(Assignment)
Every line of the material that holds "name" should be counted; give the number and nothing more.

──────────────────────────────

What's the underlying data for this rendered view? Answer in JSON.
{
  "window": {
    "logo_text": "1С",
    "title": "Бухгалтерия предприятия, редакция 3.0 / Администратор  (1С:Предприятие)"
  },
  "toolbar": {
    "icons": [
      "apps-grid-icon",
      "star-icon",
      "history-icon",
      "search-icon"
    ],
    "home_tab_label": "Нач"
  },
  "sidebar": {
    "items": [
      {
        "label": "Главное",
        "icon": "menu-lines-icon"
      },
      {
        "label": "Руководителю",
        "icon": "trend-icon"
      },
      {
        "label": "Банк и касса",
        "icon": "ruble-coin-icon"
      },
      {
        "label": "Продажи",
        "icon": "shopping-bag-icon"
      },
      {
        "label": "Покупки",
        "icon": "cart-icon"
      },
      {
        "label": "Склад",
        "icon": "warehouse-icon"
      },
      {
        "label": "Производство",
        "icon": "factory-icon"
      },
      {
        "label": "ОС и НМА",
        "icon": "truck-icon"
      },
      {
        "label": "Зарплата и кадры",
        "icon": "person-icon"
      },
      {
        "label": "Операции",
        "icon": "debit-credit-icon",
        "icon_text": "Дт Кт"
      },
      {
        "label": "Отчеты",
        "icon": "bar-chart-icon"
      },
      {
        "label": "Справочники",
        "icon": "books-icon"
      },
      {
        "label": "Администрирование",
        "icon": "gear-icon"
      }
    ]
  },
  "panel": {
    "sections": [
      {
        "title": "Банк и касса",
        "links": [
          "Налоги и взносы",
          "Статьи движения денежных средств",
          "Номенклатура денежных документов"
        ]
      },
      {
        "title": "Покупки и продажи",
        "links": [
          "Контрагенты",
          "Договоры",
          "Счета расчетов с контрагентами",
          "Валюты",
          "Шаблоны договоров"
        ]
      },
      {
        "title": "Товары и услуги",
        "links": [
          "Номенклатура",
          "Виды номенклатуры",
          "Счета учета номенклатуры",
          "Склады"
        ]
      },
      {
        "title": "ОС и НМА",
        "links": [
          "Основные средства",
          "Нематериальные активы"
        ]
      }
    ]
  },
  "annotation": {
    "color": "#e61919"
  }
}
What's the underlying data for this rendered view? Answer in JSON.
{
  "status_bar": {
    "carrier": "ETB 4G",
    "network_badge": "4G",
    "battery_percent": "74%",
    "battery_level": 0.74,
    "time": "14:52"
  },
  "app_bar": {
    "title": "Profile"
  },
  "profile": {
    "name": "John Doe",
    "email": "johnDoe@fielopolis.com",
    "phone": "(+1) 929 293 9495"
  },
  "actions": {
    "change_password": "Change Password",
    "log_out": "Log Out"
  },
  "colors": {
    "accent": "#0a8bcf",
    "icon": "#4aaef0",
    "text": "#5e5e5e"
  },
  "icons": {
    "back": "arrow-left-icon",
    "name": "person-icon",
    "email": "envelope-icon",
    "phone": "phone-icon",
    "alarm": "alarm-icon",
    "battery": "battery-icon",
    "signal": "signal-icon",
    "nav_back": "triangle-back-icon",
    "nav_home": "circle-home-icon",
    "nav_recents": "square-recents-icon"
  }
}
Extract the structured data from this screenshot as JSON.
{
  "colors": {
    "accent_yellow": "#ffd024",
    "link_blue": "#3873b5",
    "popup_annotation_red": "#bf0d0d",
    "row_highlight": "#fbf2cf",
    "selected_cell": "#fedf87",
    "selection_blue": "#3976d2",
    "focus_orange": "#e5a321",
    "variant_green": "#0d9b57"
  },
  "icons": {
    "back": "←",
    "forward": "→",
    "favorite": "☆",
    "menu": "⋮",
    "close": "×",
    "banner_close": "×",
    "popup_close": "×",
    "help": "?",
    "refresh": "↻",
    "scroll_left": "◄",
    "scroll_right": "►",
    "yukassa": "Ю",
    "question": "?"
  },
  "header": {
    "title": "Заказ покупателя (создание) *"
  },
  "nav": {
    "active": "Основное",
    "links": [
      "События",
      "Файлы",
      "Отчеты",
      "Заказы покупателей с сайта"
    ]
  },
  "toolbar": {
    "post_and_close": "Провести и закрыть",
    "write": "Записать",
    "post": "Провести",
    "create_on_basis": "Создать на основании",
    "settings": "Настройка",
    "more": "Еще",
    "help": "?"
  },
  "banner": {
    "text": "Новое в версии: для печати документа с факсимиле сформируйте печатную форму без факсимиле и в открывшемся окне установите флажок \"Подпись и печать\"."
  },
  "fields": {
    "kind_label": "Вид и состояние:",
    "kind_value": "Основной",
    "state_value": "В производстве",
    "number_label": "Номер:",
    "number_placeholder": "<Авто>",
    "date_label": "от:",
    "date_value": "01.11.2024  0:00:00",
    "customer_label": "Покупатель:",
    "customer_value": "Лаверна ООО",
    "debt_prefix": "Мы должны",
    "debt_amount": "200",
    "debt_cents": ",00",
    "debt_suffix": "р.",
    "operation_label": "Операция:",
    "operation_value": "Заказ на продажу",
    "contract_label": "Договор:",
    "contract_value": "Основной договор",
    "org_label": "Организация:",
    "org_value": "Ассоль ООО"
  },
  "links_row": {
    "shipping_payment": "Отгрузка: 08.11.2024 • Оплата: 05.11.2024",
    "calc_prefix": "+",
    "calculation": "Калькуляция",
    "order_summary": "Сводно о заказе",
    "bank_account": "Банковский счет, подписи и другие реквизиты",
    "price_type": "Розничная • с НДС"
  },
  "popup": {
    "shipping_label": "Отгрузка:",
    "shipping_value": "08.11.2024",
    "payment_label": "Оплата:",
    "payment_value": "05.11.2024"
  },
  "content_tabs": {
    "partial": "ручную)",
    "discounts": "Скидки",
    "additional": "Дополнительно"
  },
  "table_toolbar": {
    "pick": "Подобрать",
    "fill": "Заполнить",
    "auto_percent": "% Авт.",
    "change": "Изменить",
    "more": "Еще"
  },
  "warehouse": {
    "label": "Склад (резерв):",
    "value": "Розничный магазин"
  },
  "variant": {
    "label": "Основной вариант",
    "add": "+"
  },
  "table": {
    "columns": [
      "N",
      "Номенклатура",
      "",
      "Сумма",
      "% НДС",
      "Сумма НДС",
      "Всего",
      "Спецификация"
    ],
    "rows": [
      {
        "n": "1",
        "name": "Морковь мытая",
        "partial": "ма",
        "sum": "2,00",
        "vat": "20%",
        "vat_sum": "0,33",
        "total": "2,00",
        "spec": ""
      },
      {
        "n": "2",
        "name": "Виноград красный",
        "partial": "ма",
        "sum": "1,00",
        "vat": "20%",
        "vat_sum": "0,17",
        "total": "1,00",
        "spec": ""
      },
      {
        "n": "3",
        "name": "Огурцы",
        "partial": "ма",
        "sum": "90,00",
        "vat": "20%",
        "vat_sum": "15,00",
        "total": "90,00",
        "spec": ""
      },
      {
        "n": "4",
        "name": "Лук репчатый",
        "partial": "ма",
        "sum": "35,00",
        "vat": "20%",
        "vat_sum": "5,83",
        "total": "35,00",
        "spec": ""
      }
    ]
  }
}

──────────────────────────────

(Exercise solution)
6